September 6, 2011: Kaddafi loyalists still hold two towns (Bani Walid, population 50,000, and Sirte, population 100,000) near the coast. The rebels have given Kaddafi loyalists until September 10th to surrender. The rebels are hoping that their supporters in these towns can persuade the rebels to give up, or simply change into civilian clothes and flee. The rebels only have names and pictures of a few hundred key Kaddafi supporters, thus most Kaddafi men can just change clothes and make a run for it. The black African mercenaries from the south are having a harder time of it. Rebels have been arresting most black Africans, even though most of them are illegal migrants or legal foreign workers in Libya. Black Africans caught with weapons are usually killed.
Even though the rebels still have NATO air power, going into these Kaddafi held towns will still get a lot of rebels killed. With the rebels in control of most of the country, there’s reluctance among the rebel fighters to be the last one to die.
Moamar Kaddafi has disappeared. He may either be with one of his sons, or in a convoy of vehicles crossing the desert, headed for a border. One son (Seif) is in Sirte, threatening to fight to the death. Another son, Saadi, is trying to negotiate surrender (allegedly with his father’s consent). The other two sons have fled to Algeria, with their sister, and received asylum.
Sirte is on the coast and is Kaddafis birthplace. Bani Walid is 150 kilometers southeast of Tripoli and most of the inhabitants belong to the Warfala tribe (which accounts for 15 percent of Libya’s population). Kaddafi treated key members of the Warfala tribe well and many of those pro-Warfala men are trapped in Bani Walid. The rebels have the town surrounded, and want to avoid a battle (which would get a lot of Warfala killed and cause a hostile relationship between the new government and the nation’s largest tribe). In Sirte, the Kaddafi tribe is in charge, but is not the majority of the population in Sirte. The Kaddafi tribe is less than two percent of the Libyan population and widely reviled.
The rebels don’t want to burn down either town just to get at the armed hard-liners within. But in both towns, the Kaddafi loyalists fear retribution, and the negotiations have made it clear that the rebels are in no mood to discuss any amnesty deals. That’s because over 40,000 people died in six months of fighting, most of them civilians killed by Kaddafi gunmen. Many of these killers are trapped in Sirte and Bani Walid.

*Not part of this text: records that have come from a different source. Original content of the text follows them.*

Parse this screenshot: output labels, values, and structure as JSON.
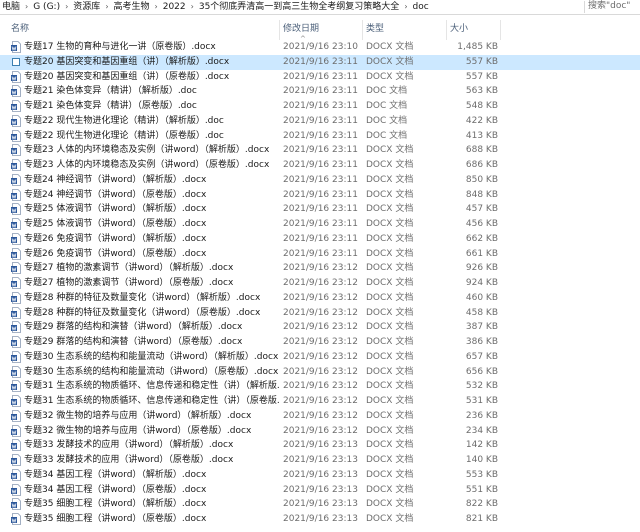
{
  "address_bar": {
    "breadcrumbs": [
      "电脑",
      "G (G:)",
      "资源库",
      "高考生物",
      "2022",
      "35个彻底弄清高一到高三生物全考纲复习策略大全",
      "doc"
    ],
    "search_placeholder": "搜索\"doc\""
  },
  "columns": {
    "name": "名称",
    "date": "修改日期",
    "type": "类型",
    "size": "大小"
  },
  "files": [
    {
      "name": "专题17 生物的育种与进化一讲（原卷版）.docx",
      "date": "2021/9/16 23:10",
      "type": "DOCX 文档",
      "size": "1,485 KB",
      "icon": "docx-icon",
      "selected": false
    },
    {
      "name": "专题20 基因突变和基因重组（讲）（解析版）.docx",
      "date": "2021/9/16 23:11",
      "type": "DOCX 文档",
      "size": "557 KB",
      "icon": "docx-icon",
      "selected": true
    },
    {
      "name": "专题20 基因突变和基因重组（讲）（原卷版）.docx",
      "date": "2021/9/16 23:11",
      "type": "DOCX 文档",
      "size": "557 KB",
      "icon": "docx-icon",
      "selected": false
    },
    {
      "name": "专题21 染色体变异（精讲）（解析版）.doc",
      "date": "2021/9/16 23:11",
      "type": "DOC 文档",
      "size": "563 KB",
      "icon": "doc-icon",
      "selected": false
    },
    {
      "name": "专题21 染色体变异（精讲）（原卷版）.doc",
      "date": "2021/9/16 23:11",
      "type": "DOC 文档",
      "size": "548 KB",
      "icon": "doc-icon",
      "selected": false
    },
    {
      "name": "专题22 现代生物进化理论（精讲）（解析版）.doc",
      "date": "2021/9/16 23:11",
      "type": "DOC 文档",
      "size": "422 KB",
      "icon": "doc-icon",
      "selected": false
    },
    {
      "name": "专题22 现代生物进化理论（精讲）（原卷版）.doc",
      "date": "2021/9/16 23:11",
      "type": "DOC 文档",
      "size": "413 KB",
      "icon": "doc-icon",
      "selected": false
    },
    {
      "name": "专题23 人体的内环境稳态及实例（讲word）（解析版）.docx",
      "date": "2021/9/16 23:11",
      "type": "DOCX 文档",
      "size": "688 KB",
      "icon": "docx-icon",
      "selected": false
    },
    {
      "name": "专题23 人体的内环境稳态及实例（讲word）（原卷版）.docx",
      "date": "2021/9/16 23:11",
      "type": "DOCX 文档",
      "size": "686 KB",
      "icon": "docx-icon",
      "selected": false
    },
    {
      "name": "专题24 神经调节（讲word）（解析版）.docx",
      "date": "2021/9/16 23:11",
      "type": "DOCX 文档",
      "size": "850 KB",
      "icon": "docx-icon",
      "selected": false
    },
    {
      "name": "专题24 神经调节（讲word）（原卷版）.docx",
      "date": "2021/9/16 23:11",
      "type": "DOCX 文档",
      "size": "848 KB",
      "icon": "docx-icon",
      "selected": false
    },
    {
      "name": "专题25 体液调节（讲word）（解析版）.docx",
      "date": "2021/9/16 23:11",
      "type": "DOCX 文档",
      "size": "457 KB",
      "icon": "docx-icon",
      "selected": false
    },
    {
      "name": "专题25 体液调节（讲word）（原卷版）.docx",
      "date": "2021/9/16 23:11",
      "type": "DOCX 文档",
      "size": "456 KB",
      "icon": "docx-icon",
      "selected": false
    },
    {
      "name": "专题26 免疫调节（讲word）（解析版）.docx",
      "date": "2021/9/16 23:11",
      "type": "DOCX 文档",
      "size": "662 KB",
      "icon": "docx-icon",
      "selected": false
    },
    {
      "name": "专题26 免疫调节（讲word）（原卷版）.docx",
      "date": "2021/9/16 23:11",
      "type": "DOCX 文档",
      "size": "661 KB",
      "icon": "docx-icon",
      "selected": false
    },
    {
      "name": "专题27 植物的激素调节（讲word）（解析版）.docx",
      "date": "2021/9/16 23:12",
      "type": "DOCX 文档",
      "size": "926 KB",
      "icon": "docx-icon",
      "selected": false
    },
    {
      "name": "专题27 植物的激素调节（讲word）（原卷版）.docx",
      "date": "2021/9/16 23:12",
      "type": "DOCX 文档",
      "size": "924 KB",
      "icon": "docx-icon",
      "selected": false
    },
    {
      "name": "专题28 种群的特征及数量变化（讲word）（解析版）.docx",
      "date": "2021/9/16 23:12",
      "type": "DOCX 文档",
      "size": "460 KB",
      "icon": "docx-icon",
      "selected": false
    },
    {
      "name": "专题28 种群的特征及数量变化（讲word）（原卷版）.docx",
      "date": "2021/9/16 23:12",
      "type": "DOCX 文档",
      "size": "458 KB",
      "icon": "docx-icon",
      "selected": false
    },
    {
      "name": "专题29 群落的结构和演替（讲word）（解析版）.docx",
      "date": "2021/9/16 23:12",
      "type": "DOCX 文档",
      "size": "387 KB",
      "icon": "docx-icon",
      "selected": false
    },
    {
      "name": "专题29 群落的结构和演替（讲word）（原卷版）.docx",
      "date": "2021/9/16 23:12",
      "type": "DOCX 文档",
      "size": "386 KB",
      "icon": "docx-icon",
      "selected": false
    },
    {
      "name": "专题30 生态系统的结构和能量流动（讲word）（解析版）.docx",
      "date": "2021/9/16 23:12",
      "type": "DOCX 文档",
      "size": "657 KB",
      "icon": "docx-icon",
      "selected": false
    },
    {
      "name": "专题30 生态系统的结构和能量流动（讲word）（原卷版）.docx",
      "date": "2021/9/16 23:12",
      "type": "DOCX 文档",
      "size": "656 KB",
      "icon": "docx-icon",
      "selected": false
    },
    {
      "name": "专题31 生态系统的物质循环、信息传递和稳定性（讲）（解析版...",
      "date": "2021/9/16 23:12",
      "type": "DOCX 文档",
      "size": "532 KB",
      "icon": "docx-icon",
      "selected": false
    },
    {
      "name": "专题31 生态系统的物质循环、信息传递和稳定性（讲）（原卷版...",
      "date": "2021/9/16 23:12",
      "type": "DOCX 文档",
      "size": "531 KB",
      "icon": "docx-icon",
      "selected": false
    },
    {
      "name": "专题32 微生物的培养与应用（讲word）（解析版）.docx",
      "date": "2021/9/16 23:12",
      "type": "DOCX 文档",
      "size": "236 KB",
      "icon": "docx-icon",
      "selected": false
    },
    {
      "name": "专题32 微生物的培养与应用（讲word）（原卷版）.docx",
      "date": "2021/9/16 23:12",
      "type": "DOCX 文档",
      "size": "234 KB",
      "icon": "docx-icon",
      "selected": false
    },
    {
      "name": "专题33 发酵技术的应用（讲word）（解析版）.docx",
      "date": "2021/9/16 23:13",
      "type": "DOCX 文档",
      "size": "142 KB",
      "icon": "docx-icon",
      "selected": false
    },
    {
      "name": "专题33 发酵技术的应用（讲word）（原卷版）.docx",
      "date": "2021/9/16 23:13",
      "type": "DOCX 文档",
      "size": "140 KB",
      "icon": "docx-icon",
      "selected": false
    },
    {
      "name": "专题34 基因工程（讲word）（解析版）.docx",
      "date": "2021/9/16 23:13",
      "type": "DOCX 文档",
      "size": "553 KB",
      "icon": "docx-icon",
      "selected": false
    },
    {
      "name": "专题34 基因工程（讲word）（原卷版）.docx",
      "date": "2021/9/16 23:13",
      "type": "DOCX 文档",
      "size": "551 KB",
      "icon": "docx-icon",
      "selected": false
    },
    {
      "name": "专题35 细胞工程（讲word）（解析版）.docx",
      "date": "2021/9/16 23:13",
      "type": "DOCX 文档",
      "size": "822 KB",
      "icon": "docx-icon",
      "selected": false
    },
    {
      "name": "专题35 细胞工程（讲word）（原卷版）.docx",
      "date": "2021/9/16 23:13",
      "type": "DOCX 文档",
      "size": "821 KB",
      "icon": "docx-icon",
      "selected": false
    }
  ],
  "colors": {
    "selection": "#cce8ff",
    "header_text": "#4c607a",
    "word_blue": "#2b579a"
  }
}
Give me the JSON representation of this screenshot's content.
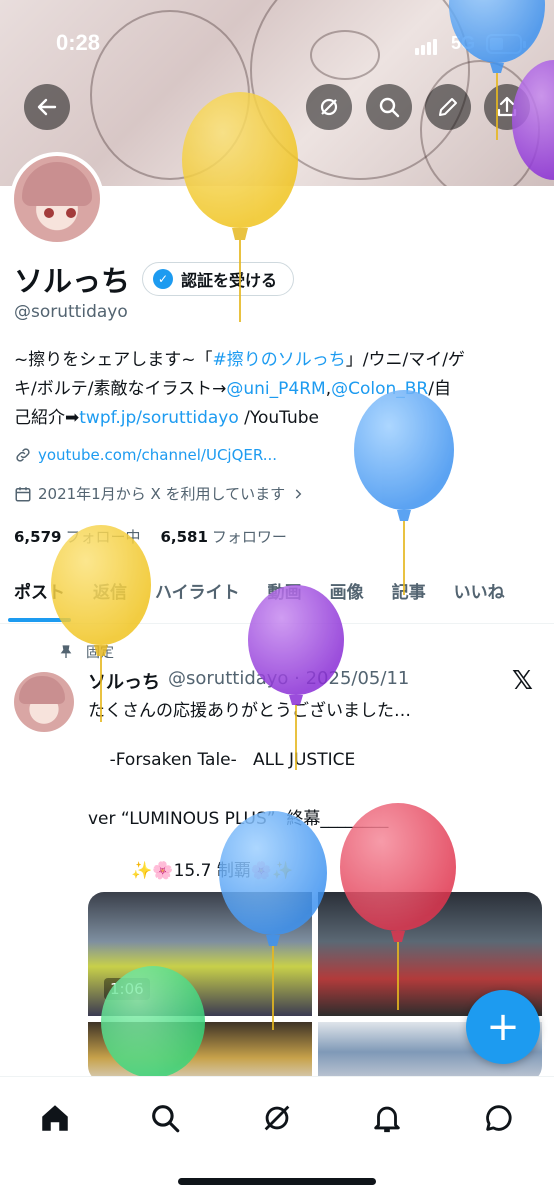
{
  "status": {
    "time": "0:28",
    "network": "5G"
  },
  "profile": {
    "name": "ソルっち",
    "verify_label": "認証を受ける",
    "handle": "@soruttidayo",
    "bio_1": "~擦りをシェアします~「",
    "bio_hashtag": "#擦りのソルっち",
    "bio_2": "」/ウニ/マイ/ゲ",
    "bio_3": "キ/ボルテ/素敵なイラスト→",
    "bio_mention1": "@uni_P4RM",
    "bio_comma": ",",
    "bio_mention2": "@Colon_BR",
    "bio_4": "/自",
    "bio_5": "己紹介➡",
    "bio_link": "twpf.jp/soruttidayo",
    "bio_6": " /YouTube",
    "website": "youtube.com/channel/UCjQER...",
    "joined": "2021年1月から X を利用しています",
    "following_count": "6,579",
    "following_label": "フォロー中",
    "followers_count": "6,581",
    "followers_label": "フォロワー"
  },
  "tabs": [
    "ポスト",
    "返信",
    "ハイライト",
    "動画",
    "画像",
    "記事",
    "いいね"
  ],
  "post": {
    "pinned_label": "固定",
    "author": "ソルっち",
    "meta": "@soruttidayo · 2025/05/11",
    "line1": "たくさんの応援ありがとうございました…",
    "line2": "    -Forsaken Tale-   ALL JUSTICE",
    "line3": "ver “LUMINOUS PLUS”  終幕________",
    "line4": "        ✨🌸15.7 制覇🌸✨",
    "video_duration": "1:06"
  },
  "fab_label": "+",
  "icons": {
    "back": "back-arrow-icon",
    "grok": "grok-icon",
    "search": "search-icon",
    "edit": "pencil-icon",
    "share": "share-icon"
  },
  "colors": {
    "accent": "#1d9bf0"
  }
}
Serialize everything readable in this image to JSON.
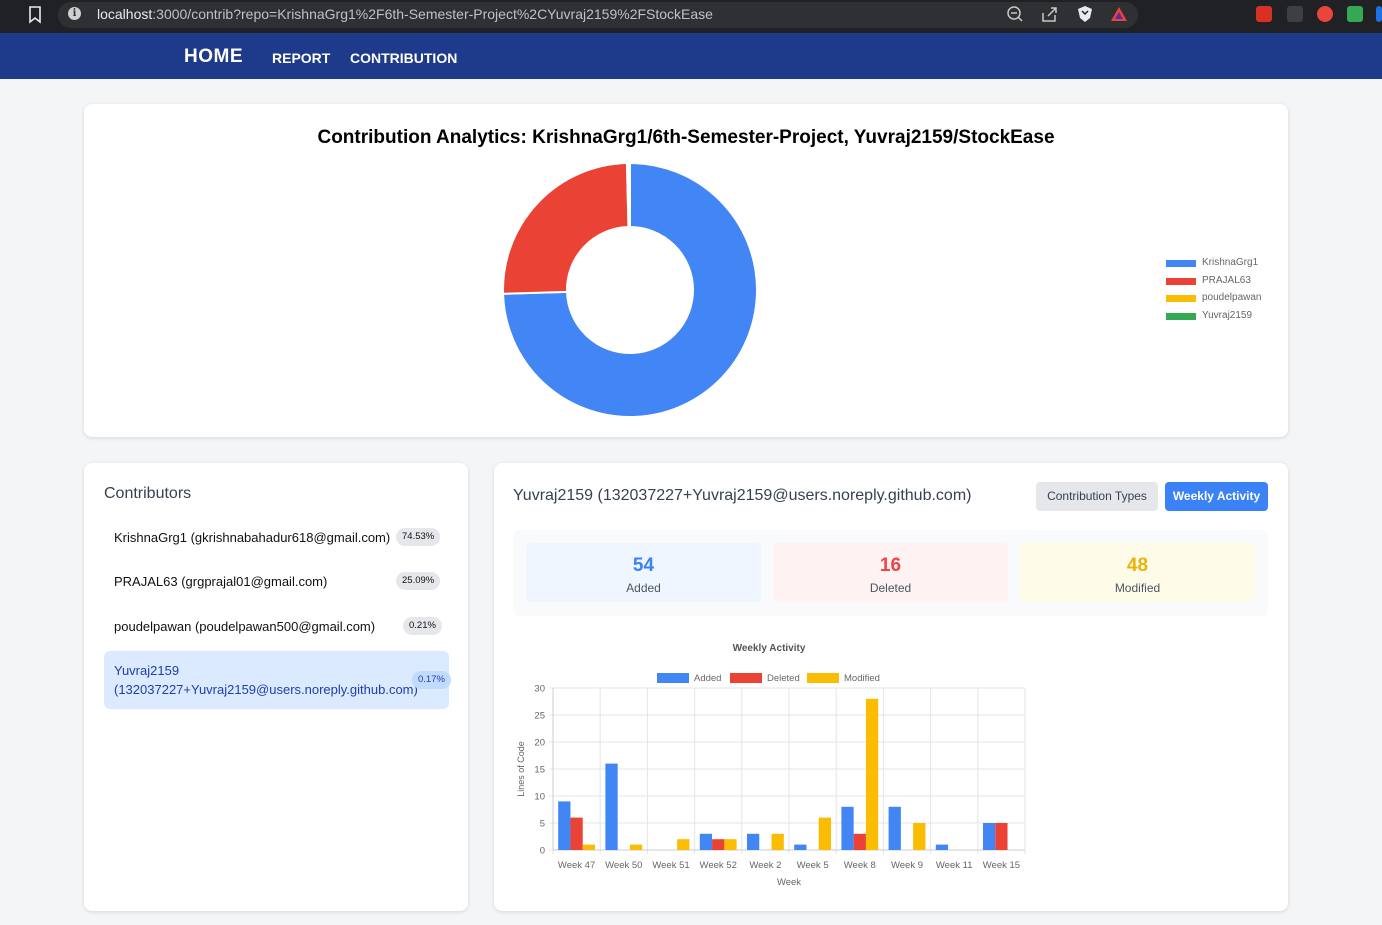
{
  "browser": {
    "url_host": "localhost",
    "url_rest": ":3000/contrib?repo=KrishnaGrg1%2F6th-Semester-Project%2CYuvraj2159%2FStockEase"
  },
  "nav": {
    "home": "HOME",
    "report": "REPORT",
    "contribution": "CONTRIBUTION"
  },
  "overview": {
    "title": "Contribution Analytics: KrishnaGrg1/6th-Semester-Project, Yuvraj2159/StockEase"
  },
  "colors": {
    "blue": "#4285f4",
    "red": "#ea4335",
    "yellow": "#fbbc04",
    "green": "#34a853"
  },
  "chart_data": [
    {
      "type": "pie",
      "variant": "doughnut",
      "labels": [
        "KrishnaGrg1",
        "PRAJAL63",
        "poudelpawan",
        "Yuvraj2159"
      ],
      "values": [
        74.53,
        25.09,
        0.21,
        0.17
      ],
      "colors": [
        "#4285f4",
        "#ea4335",
        "#fbbc04",
        "#34a853"
      ],
      "legend": "right"
    },
    {
      "type": "bar",
      "title": "Weekly Activity",
      "xlabel": "Week",
      "ylabel": "Lines of Code",
      "categories": [
        "Week 47",
        "Week 50",
        "Week 51",
        "Week 52",
        "Week 2",
        "Week 5",
        "Week 8",
        "Week 9",
        "Week 11",
        "Week 15"
      ],
      "series": [
        {
          "name": "Added",
          "color": "#4285f4",
          "values": [
            9,
            16,
            0,
            3,
            3,
            1,
            8,
            8,
            1,
            5
          ]
        },
        {
          "name": "Deleted",
          "color": "#ea4335",
          "values": [
            6,
            0,
            0,
            2,
            0,
            0,
            3,
            0,
            0,
            5
          ]
        },
        {
          "name": "Modified",
          "color": "#fbbc04",
          "values": [
            1,
            1,
            2,
            2,
            3,
            6,
            28,
            5,
            0,
            0
          ]
        }
      ],
      "ylim": [
        0,
        30
      ],
      "yticks": [
        0,
        5,
        10,
        15,
        20,
        25,
        30
      ],
      "grid": true,
      "legend": "top"
    }
  ],
  "contributors": {
    "title": "Contributors",
    "items": [
      {
        "name": "KrishnaGrg1 (gkrishnabahadur618@gmail.com)",
        "pct": "74.53%"
      },
      {
        "name": "PRAJAL63 (grgprajal01@gmail.com)",
        "pct": "25.09%"
      },
      {
        "name": "poudelpawan (poudelpawan500@gmail.com)",
        "pct": "0.21%"
      },
      {
        "name_line1": "Yuvraj2159",
        "name_line2": "(132037227+Yuvraj2159@users.noreply.github.com)",
        "pct": "0.17%",
        "selected": true
      }
    ]
  },
  "detail": {
    "title": "Yuvraj2159 (132037227+Yuvraj2159@users.noreply.github.com)",
    "btn_types": "Contribution Types",
    "btn_weekly": "Weekly Activity",
    "stats": {
      "added": {
        "value": "54",
        "label": "Added"
      },
      "deleted": {
        "value": "16",
        "label": "Deleted"
      },
      "modified": {
        "value": "48",
        "label": "Modified"
      }
    }
  }
}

Kaddafi loyalists also control Sabha (in the center of western Libya, 800 kilometers from the coast, deep in the desert). This town of 130,000 was favored by Kaddafi, but still contains many rebel supporters. Kaddafi loyalists still hold the major air base of al Jafra, 600 kilometers south of Sirte. There are still more Kaddafi men driving around the interior, heading for a border and an escape from justice.
NATO warplanes are still in action, attacking obvious military targets in and around Sirte. In addition to bombs, surrender leaflets are also being dropped. More valuable are NATO air reconnaissance and electronic eavesdropping capabilities. Trying to track down remaining Kaddafi supporters in a country as large as Libya would take years without NATO assistance.
Rebels captured the headquarters of Libyan intelligence intact. There they found written instructions to destroy all documents if the rebels seemed likely to capture the place. But the Kaddafi supporters fled at the approach of the rebels, and left the paper record of Kaddafi’s 42 year rule intact. It shows a dictator that got sloppy, and an intelligence organization that began to believe its own propaganda, and misread the signs of coming revolution. The documents also show decades of deals made with Russia, China and Western nations, as well as Kaddafi’s neighbors, and his meddling in other African nations.
September 5, 2011: In Niger, to the south, a convoy of several dozen Libyan military vehicles crossed the border. The convoy apparently contained members of Kaddafi’s internal security service, escorted by Tuaregs (nomadic tribes in southern Libya) still loyal to Kaddafi.
September 3, 2011: Over the past few days, several UN agencies have returned to Tripoli, which again has a functioning police force. Efforts are still underway to restore essential services (electricity, water and sanitation.) The new government is negotiating with European nations to gain control of over $100 billion the Kaddafi clan has stashed overseas, and to hire help in restoring oil shipments.
August 31, 2011: Kaddafi son Saif announced that he was mobilizing forces to retake Tripoli. No one believes him and this sort of talk is believed intended more for Kaddafi loyalists who are tempted to flee.